The other day, my daughter pulled out a book and looked at me in a strange way. She then held up the book and asked, “What’s this, Mom?”
I looked over and couldn’t believe my eyes. The book in question was a phone book. It was in that moment that I realized, why would my 10-year-old daughter know what a phone book was? In her world, it is pretty much obsolete. Simply put, there really isn’t a need for one at her age.
We are raising a generation that relies only on technology. Soon, there won’t even be phone books. Hardly anyone uses them now. The same could be said about books in general. I rarely see anybody picking up a book to read. Rather, we are all glued to our smartphones, pads and laptops.
OK, so technology is really convenient and fast. I, too, use it all the time. But is it healthy for us to depend so much on these technological devices?
What happens if there’s a worldwide power outage? People would be lost. Many of us would not know how to travel without the GPS that we so love. In order to reach our destination, we might actually have to pull out a map. Dare I ask if our youngsters have ever laid their eyes upon one, were it not for the occasional use of one by a teacher, using it when pertinent to subject area?
Finding out what movies are playing, along with starting times for each, may very well leave young people clueless. It may sound crazy but let’s face it, we depend on our electronic devices way too much.
There’s something special about picking up a real book, sitting down in a comfy place and reading it. I remember as a child enjoying books like “Little House on the Prairie.” I read every one of the books in the series by Laura Ingalls Wilder. I’d go up into my room, sit on my bed with a blanket and read for hours – cover to cover. When the book was finished, I felt so satisfied. I had the feeling of being taken away to another place, and learning new and interesting things. I was intrigued with the various ways in which people lived, spoke to each other and respected one another “once upon a time.”
There is something to be said about our libraries. Children learn a great deal and feel a sense of ownership when they get a library card. It gives them a measure of independence, responsibility and intelligence. Think about it. When children get their own library card, it enables them to have a world of information and education at their fingertips.

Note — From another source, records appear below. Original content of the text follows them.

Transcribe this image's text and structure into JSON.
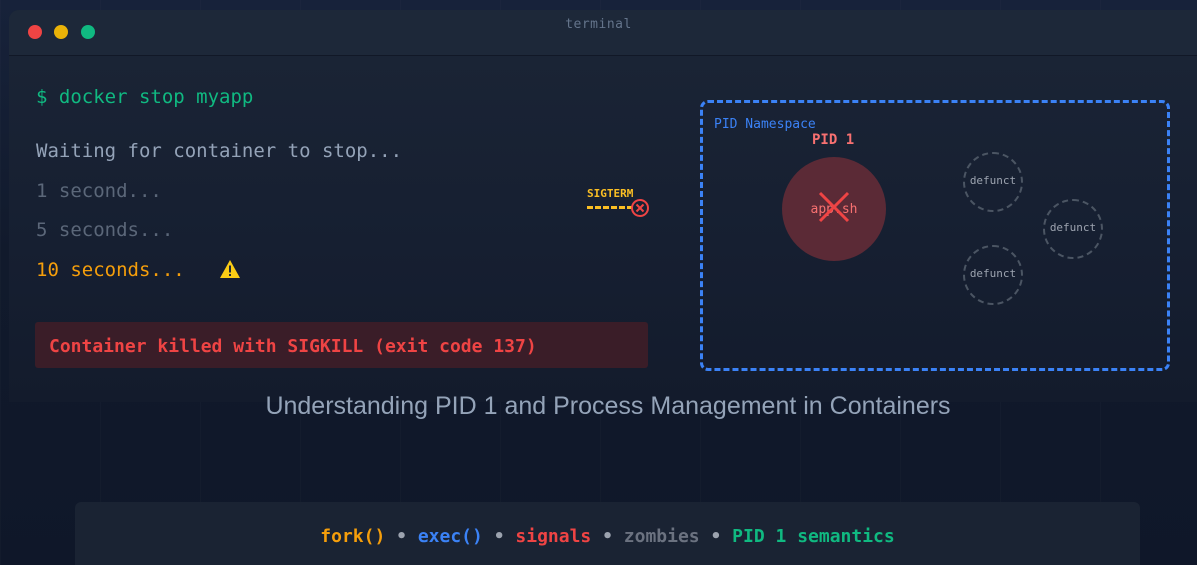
{
  "terminal": {
    "title": "terminal",
    "command": "$ docker stop myapp",
    "waiting": "Waiting for container to stop...",
    "count_1": "1 second...",
    "count_5": "5 seconds...",
    "count_10": "10 seconds...",
    "killed": "Container killed with SIGKILL (exit code 137)"
  },
  "diagram": {
    "signal_label": "SIGTERM",
    "namespace_label": "PID Namespace",
    "pid_label": "PID 1",
    "process_name": "app.sh",
    "zombies": [
      "defunct",
      "defunct",
      "defunct"
    ]
  },
  "subtitle": "Understanding PID 1 and Process Management in Containers",
  "footer": {
    "items": [
      "fork()",
      "exec()",
      "signals",
      "zombies",
      "PID 1 semantics"
    ],
    "separator": "•"
  },
  "colors": {
    "green": "#10b981",
    "amber": "#f59e0b",
    "red": "#ef4444",
    "blue": "#3b82f6",
    "gray": "#6b7280"
  },
  "icons": {
    "warning": "warning-icon",
    "kill": "close-icon",
    "window_controls": [
      "close-dot",
      "minimize-dot",
      "maximize-dot"
    ]
  }
}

I once read Ray Bradbury’s classic novel, “Fahrenheit 451.” In it, books were no longer allowed – they were burned. Rather than becoming educated, informed and prone to questioning society or laws, people were fed entertaining, mindless propaganda. In doing so, these distractions kept a communist-like regime.
With new technological advances growing daily by leaps and bounds, I can’t help but wonder if we are bound to lose the crux of human relations.

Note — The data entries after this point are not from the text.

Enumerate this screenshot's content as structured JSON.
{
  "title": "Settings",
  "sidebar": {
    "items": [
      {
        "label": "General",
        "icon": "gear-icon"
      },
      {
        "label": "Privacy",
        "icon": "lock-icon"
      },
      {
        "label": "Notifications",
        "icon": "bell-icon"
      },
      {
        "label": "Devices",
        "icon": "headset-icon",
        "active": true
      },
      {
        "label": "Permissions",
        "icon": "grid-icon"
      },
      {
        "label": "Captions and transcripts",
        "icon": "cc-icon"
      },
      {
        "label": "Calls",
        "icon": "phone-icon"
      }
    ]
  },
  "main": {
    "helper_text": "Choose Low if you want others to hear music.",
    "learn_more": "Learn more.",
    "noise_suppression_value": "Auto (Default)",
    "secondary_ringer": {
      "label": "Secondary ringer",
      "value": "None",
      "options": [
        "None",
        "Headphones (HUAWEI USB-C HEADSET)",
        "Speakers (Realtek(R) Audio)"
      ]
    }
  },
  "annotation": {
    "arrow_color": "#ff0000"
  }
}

It is true that we communicate with people every day at the push of a button. However, the personal benefits and value of sitting down person to person, and looking at facial expressions, body language and all, seems to be getting lost in our wireless world.
Angie R. Lucarini, of Niagara Falls, is a panelist for wnywomen.com magazine, and also writes for In Good Health newspaper.